  3. Aborting (M2) the gcode proram with a message (DEBUG, problem_message) if the kinstype is not suitable.

When using jogging facilities or MDI commands interactively, operator caution is required. Guis should include indicators to display the current kinematics type.

Note
Switching kinematics can cause substantial operational changes requiring careful design, testing, and training for deployment. The management of coordinate offsets, tool compensation, and inifile limits may require complicated and non-standard operating protocols.

7. Code Notes

Kinematic modules providing switchkins functionality are linked to the switchkins.o object (switchkins.c) that provides the module main program (rtapi_app_main()). This main program reads (optional) module command-line parameters (coordinates, sparm) and passes them to the module-provided function switchkinsSetup().

The switchkinsSetup() function identifies kinstype-specific setup routines and the functions for forward an inverse calculation for each kinstype (0,1,2) and sets a number of configuration settings.

After calling switchkinsSetup(), rtapi_app_main() checks the supplied parameters, creates a hal component, and then invokes the setup routine identified for each kinstype (0,1,2).

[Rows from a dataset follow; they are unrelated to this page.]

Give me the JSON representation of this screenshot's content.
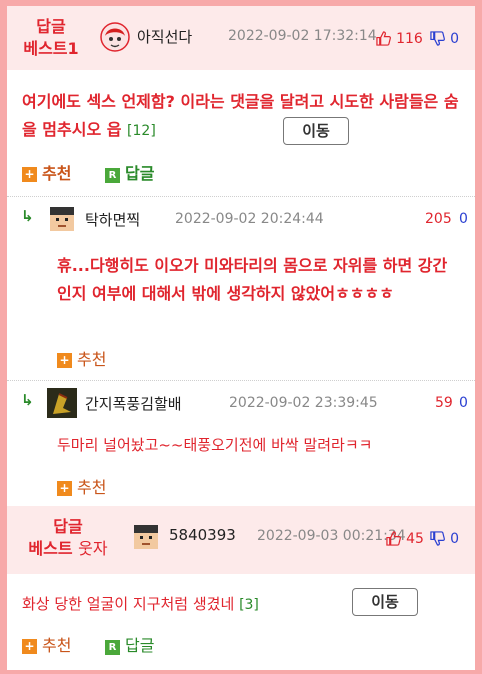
{
  "colors": {
    "accent_red": "#e0252e",
    "vote_blue": "#2a3fd1",
    "recommend_orange": "#f08a1d",
    "reply_green": "#4aa83a",
    "frame_pink": "#f7a9a9"
  },
  "best_comment": {
    "rank_line1": "답글",
    "rank_line2": "베스트1",
    "nickname": "아직선다",
    "date": "2022-09-02 17:32:14",
    "upvotes": "116",
    "downvotes": "0",
    "text": "여기에도 섹스 언제함? 이라는 댓글을 달려고 시도한 사람들은 숨을 멈추시오 읍",
    "reply_count": "[12]",
    "move_label": "이동",
    "recommend_label": "추천",
    "reply_label": "답글"
  },
  "replies": [
    {
      "nickname": "탁하면찍",
      "date": "2022-09-02 20:24:44",
      "upvotes": "205",
      "downvotes": "0",
      "text": "휴...다행히도 이오가 미와타리의 몸으로 자위를 하면 강간인지 여부에 대해서 밖에 생각하지 않았어ㅎㅎㅎㅎ",
      "recommend_label": "추천"
    },
    {
      "nickname": "간지폭풍김할배",
      "date": "2022-09-02 23:39:45",
      "upvotes": "59",
      "downvotes": "0",
      "text": "두마리 널어놨고~~태풍오기전에 바싹 말려라ㅋㅋ",
      "recommend_label": "추천"
    }
  ],
  "second_best": {
    "rank_line1": "답글",
    "rank_line2_a": "베스트",
    "rank_line2_b": "웃자",
    "nickname": "5840393",
    "date": "2022-09-03 00:21:34",
    "upvotes": "45",
    "downvotes": "0",
    "text": "화상 당한 얼굴이 지구처럼 생겼네",
    "reply_count": "[3]",
    "move_label": "이동",
    "recommend_label": "추천",
    "reply_label": "답글"
  }
}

Each kinstype (0,1,2) setup routine can (optionally) create hal pins and set them to default values. When all setup routines finish, rtapi_app_main() issues hal_ready() for the component to complete creation of the module.